Travels in Kitchener-Waterloo
In today's paper, you'll find a story about my travels through Southern Ontario this week and in particular, the search for sleeping Liberals.
I chose Kitchener-Waterloo for this search because I've walked over that ground a lot over the past decade or so, watching the waxing and waning of Liberal fortunes. In the 1990s and well into the 2000s, it was very friendly territory for Paul Martin. Some of Martin's most staunch supporters hailed from the region and every time I followed Martin on visits to Kitchener-Waterloo from the late 1990s up to 2003 or so, it was like watching the return of a hometown celebrity.
Waterloo is also home to Research in Motion, inventor of the BlackBerry, and so a technological Mecca to political junkies hooked on serial email communication. (Pointless trivia: I'm pretty sure I was the first reporter in the press gallery with a BlackBerry, introduced to the miracle technology in early 2001 by long-time Martin supporter, and early-adopter David Herle. I know for sure I'm the first reporter to have filed a story by BlackBerry -- and it was, fittingly, Martin's exit from cabinet in June, 2002.)
Back in the election of 2004, I hopped aboard Martin's campaign around Week 2 or 3. It was his first campaign as prime minister and the spring had been dominated by stories about the Liberal sponsorship scandal. The schedule that week included a stop in Kitchener-Waterloo and the mood change was palpable. I saw people giving the finger to Martin's bus as it rolled through the streets. We went to one event where the crowd was tiny and distinctly unenthusiastic; they barely applauded when Martin spoke. At a bar that night, where all the reporters went after our stories were filed, two Kitchener men opened up a hostile discussion with some of us about why Martin had to be voted out of office because he put health-care premiums in the recent budget (that was actually Premier Dalton McGuinty, but this distinction was lost on these angry voters.) Martin emerged from that campaign with a minority, but it wouldn't be long before he'd face another election and, well, we know how that ended. And in 2008, the Kitchener-Waterloo electoral map went all blue.

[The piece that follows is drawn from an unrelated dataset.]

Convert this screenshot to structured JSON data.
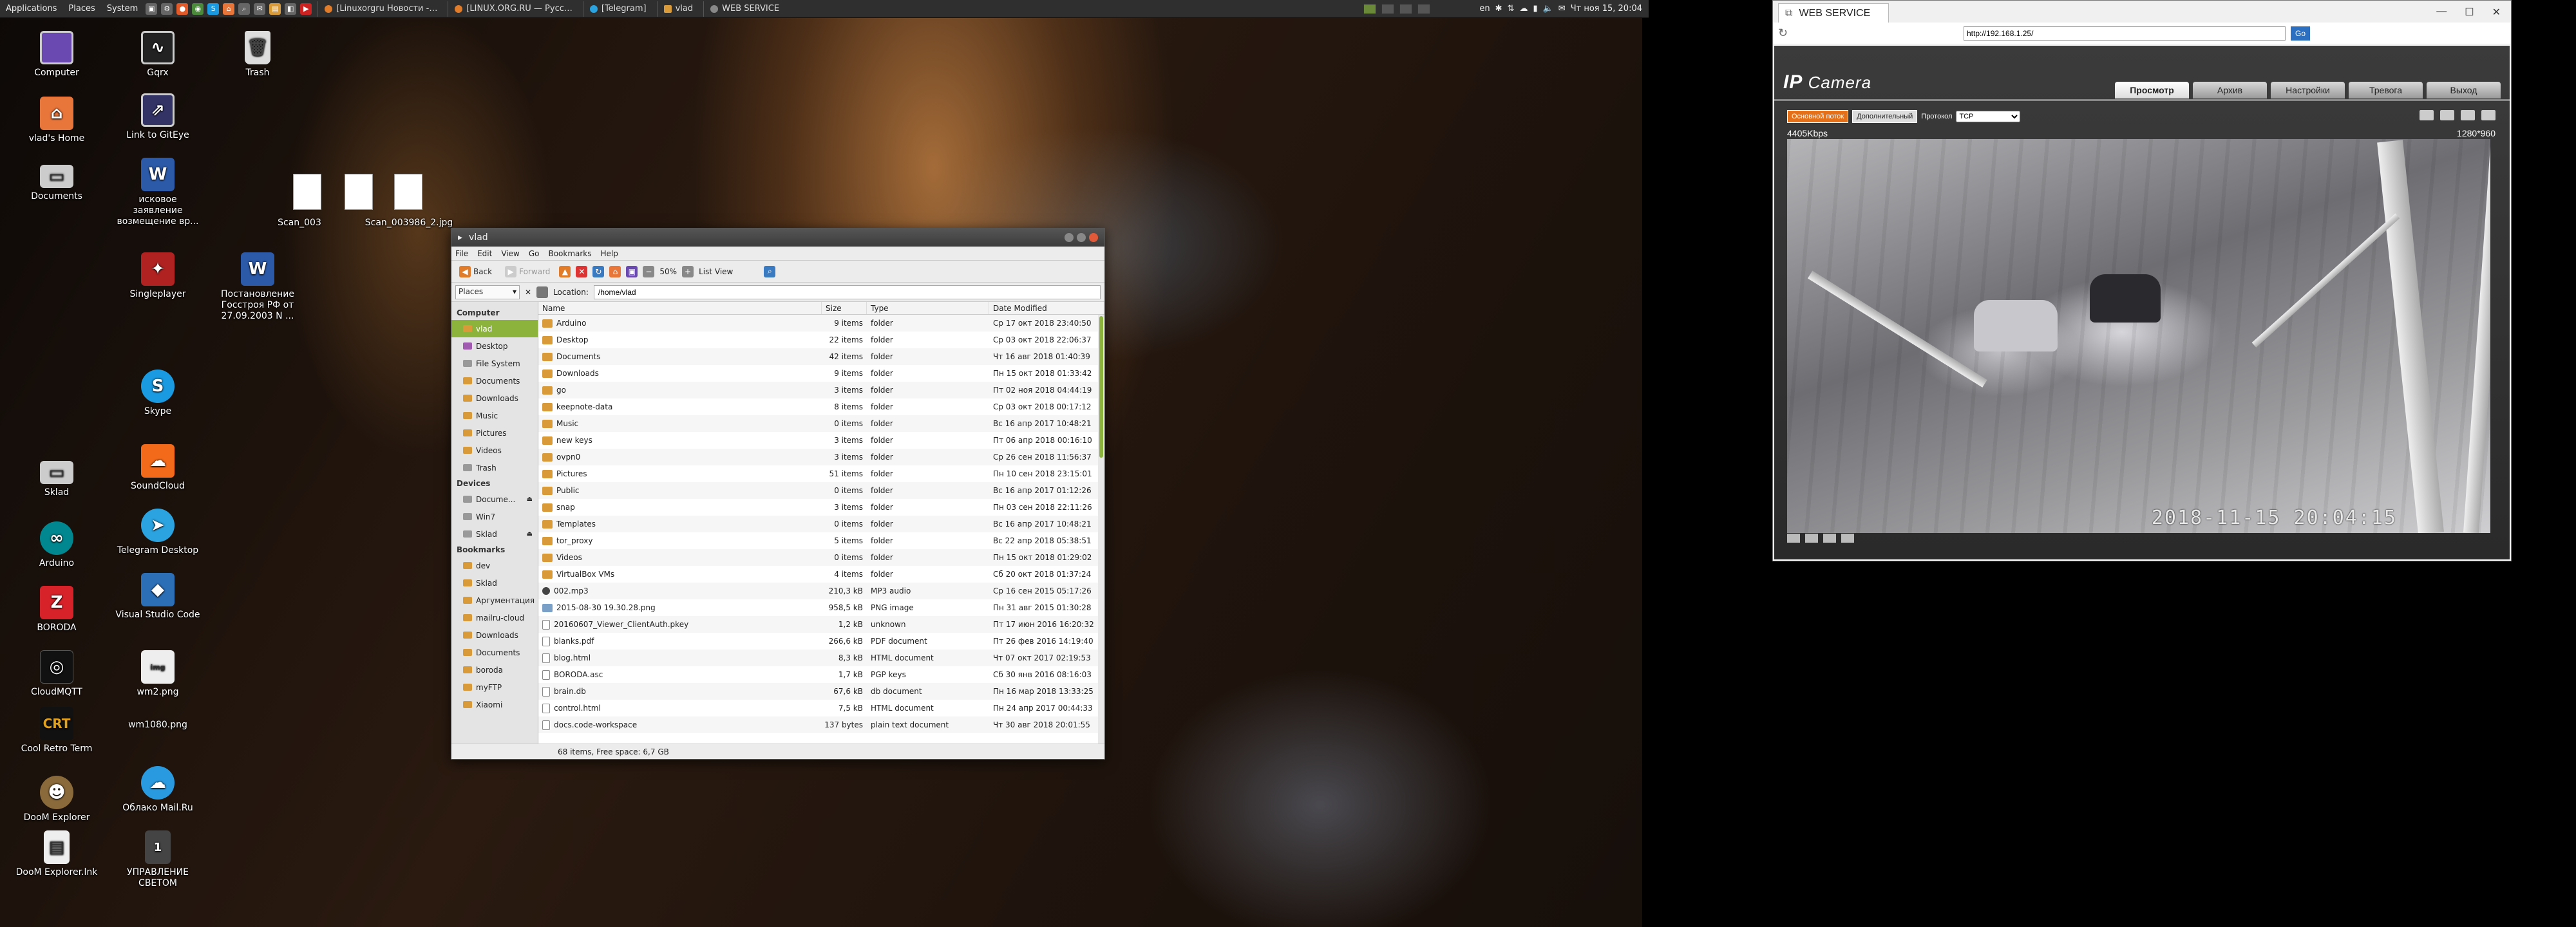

Anyway, all this is to say that Kitchener-Waterloo is a pretty good vantage point to test the mood of Liberals. As you'll see from the story, there are encouraging signs for Liberals in this region right now; some highly motivated volunteers, and maybe voters too. We'll see. I went door-to-door with the NDP candidate in Kitchener-Centre, Peter Thurley, and the main antipathy we encountered was against Harper. (Though no one seemed to be blaming him for things McGuinty had done.)
At the all-candidates' debate as well, as noted in a previous post, the Conservative candidate got a bit of a rough ride. I read that this also was the case in the Kitchener-Centre debate.

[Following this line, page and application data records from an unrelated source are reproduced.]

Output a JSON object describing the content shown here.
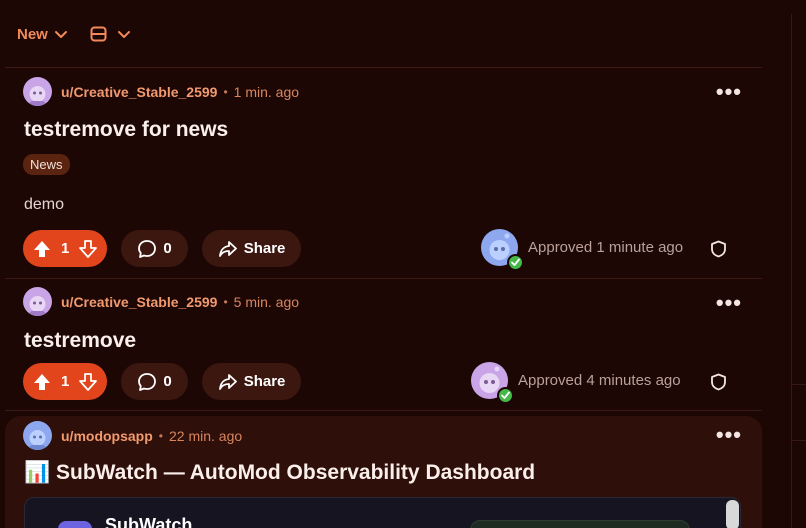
{
  "toolbar": {
    "sort_label": "New",
    "sort_icon": "chevron-down-icon",
    "view_icon": "card-view-icon"
  },
  "posts": [
    {
      "username": "u/Creative_Stable_2599",
      "time": "1 min. ago",
      "title": "testremove for news",
      "flair": "News",
      "body": "demo",
      "votes": "1",
      "comments": "0",
      "share_label": "Share",
      "approval": "Approved 1 minute ago"
    },
    {
      "username": "u/Creative_Stable_2599",
      "time": "5 min. ago",
      "title": "testremove",
      "votes": "1",
      "comments": "0",
      "share_label": "Share",
      "approval": "Approved 4 minutes ago"
    },
    {
      "username": "u/modopsapp",
      "time": "22 min. ago",
      "title": "📊 SubWatch — AutoMod Observability Dashboard",
      "preview_name": "SubWatch"
    }
  ],
  "colors": {
    "background": "#1c0705",
    "accent": "#e2451c",
    "link": "#f29a6e",
    "approved_check": "#46b84a"
  }
}
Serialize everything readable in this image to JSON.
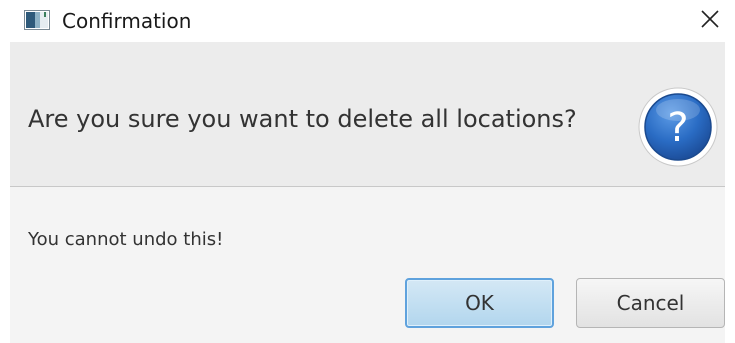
{
  "window": {
    "title": "Confirmation",
    "icon": "java-window-icon",
    "close_icon": "close-x-icon"
  },
  "dialog": {
    "header_text": "Are you sure you want to delete all locations?",
    "header_icon": "question-icon",
    "header_icon_glyph": "?",
    "content_text": "You cannot undo this!",
    "buttons": {
      "ok_label": "OK",
      "cancel_label": "Cancel"
    }
  },
  "colors": {
    "accent": "#2f6fc8",
    "ok_border": "#5fa2dd",
    "header_bg": "#ececec",
    "content_bg": "#f4f4f4"
  }
}
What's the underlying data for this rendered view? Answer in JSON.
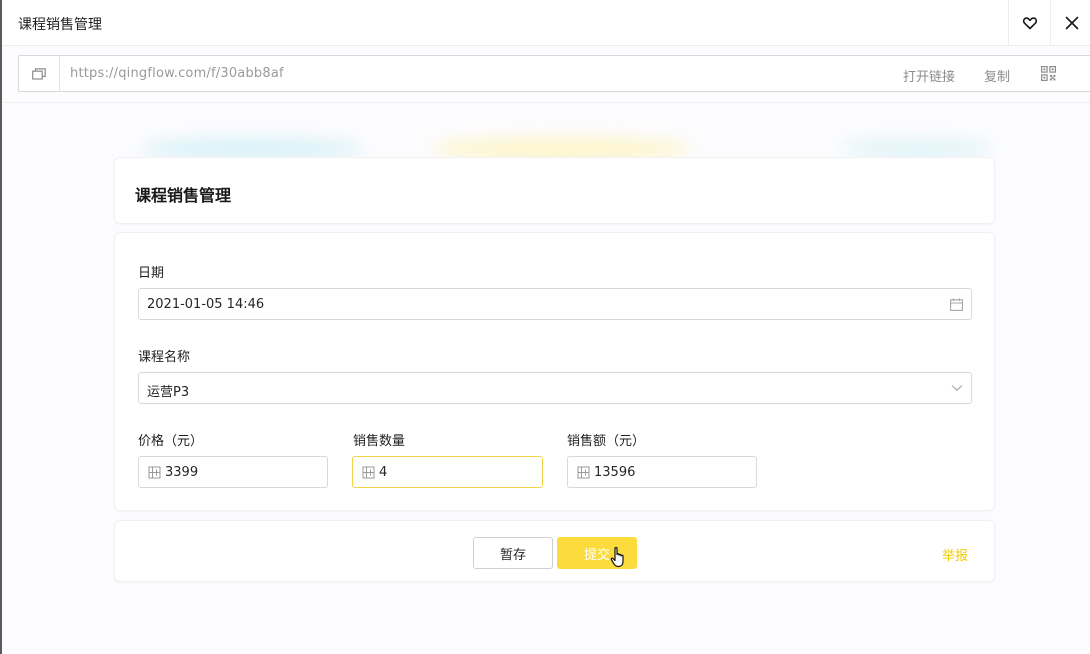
{
  "window": {
    "title": "课程销售管理"
  },
  "url_bar": {
    "url": "https://qingflow.com/f/30abb8af",
    "open_link_label": "打开链接",
    "copy_label": "复制"
  },
  "form": {
    "title": "课程销售管理",
    "fields": {
      "date": {
        "label": "日期",
        "value": "2021-01-05 14:46"
      },
      "course_name": {
        "label": "课程名称",
        "value": "运营P3"
      },
      "price": {
        "label": "价格（元）",
        "value": "3399"
      },
      "quantity": {
        "label": "销售数量",
        "value": "4"
      },
      "amount": {
        "label": "销售额（元）",
        "value": "13596"
      }
    }
  },
  "actions": {
    "save_label": "暂存",
    "submit_label": "提交",
    "report_label": "举报"
  },
  "colors": {
    "accent": "#fbdc3c",
    "report": "#f0c800"
  },
  "icons": [
    "heart-icon",
    "close-icon",
    "window-icon",
    "qr-code-icon",
    "calendar-icon",
    "chevron-down-icon",
    "number-icon",
    "hand-cursor-icon"
  ]
}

It's probably worth noting that I did that door-to-door with Thurley just before the media began to dominated by reports of the "NDP surge." There wasn't much evidence of this at the doors Thurley knocked on when I was accompanying him and (his very expert, amiable) team of volunteers. People were polite, even attentive, for the most part. Thurley also encountered several voters who were definitely interested and/or voting for the NDP. He did get a few folks, though, who said they needed to vote for Redman to be sure of "not wasting" their anti-Harper sentiments. We did get a "this is an unnecessary election," and a slammed door from a woman who also managed to shout praise of Harper -- "he's doing a good job" -- as the door was banging shut.
But I was repeatedly surprised by how nice people were, generally, at the political interruption in their day. I saw the same thing going door-to-door with Karen Redman earlier in the morning. It somewhat restores your faith in the system, to see people talking politics without smears or snappy one-liners or vitriol. As Thurley said, there are sometimes moments when you see "a light go on," when people suddenly realize that the politician is at the door to listen, and they start telling their stories.

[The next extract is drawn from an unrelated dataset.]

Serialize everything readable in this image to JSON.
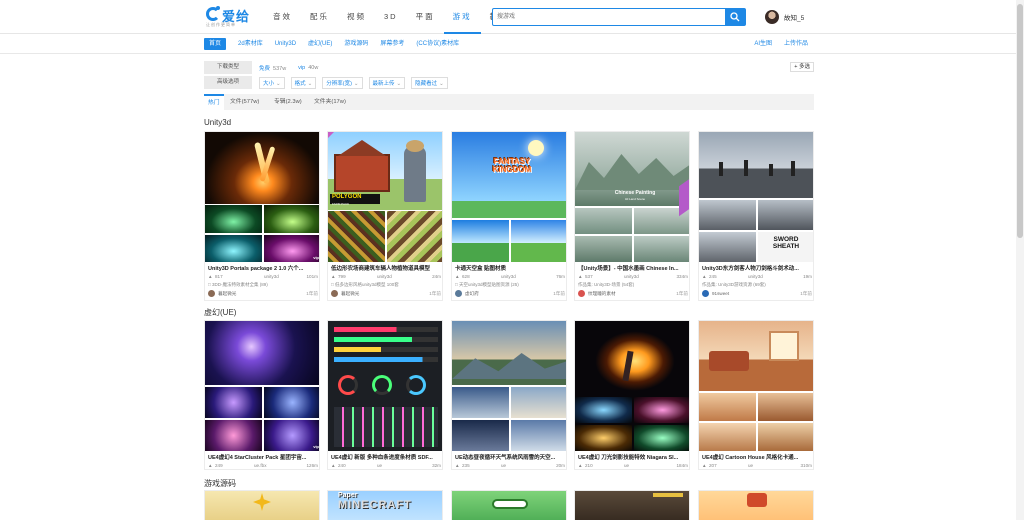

Some of those stories are heart-breaking -- and you think, no wonder they turn off the political TV chatter from Ottawa or Toronto; none of that smart-alecky jousting solves the problems they have. I'm thinking in particular here of a woman who was talking to Redman about juggling the care of her aging parents, with neither adequate money or time to do it properly. She was tired; her dad was on the way home from hospital and her mother, slipping into dementia, was upstairs, awaiting a breakfast she would need to be force-fed.
Today, Easter Sunday, with one week left to go in the election campaign, it's probably not a bad a idea to dwell on the kind of politics we see at the door, as opposed to the kind we see in the sporting ring or the political theatre. Another woman I met in Toronto this week said she always tries to remember that politicians, no matter what their stripe, have families who care deeply for them. Whenever she gets angry at something a politician says or does, she keeps this in mind. I'm pleased to report that most voters I saw this week lean in that same direction of civility -- good to keep in mind as we head into what could be an intense week in Canadian politics.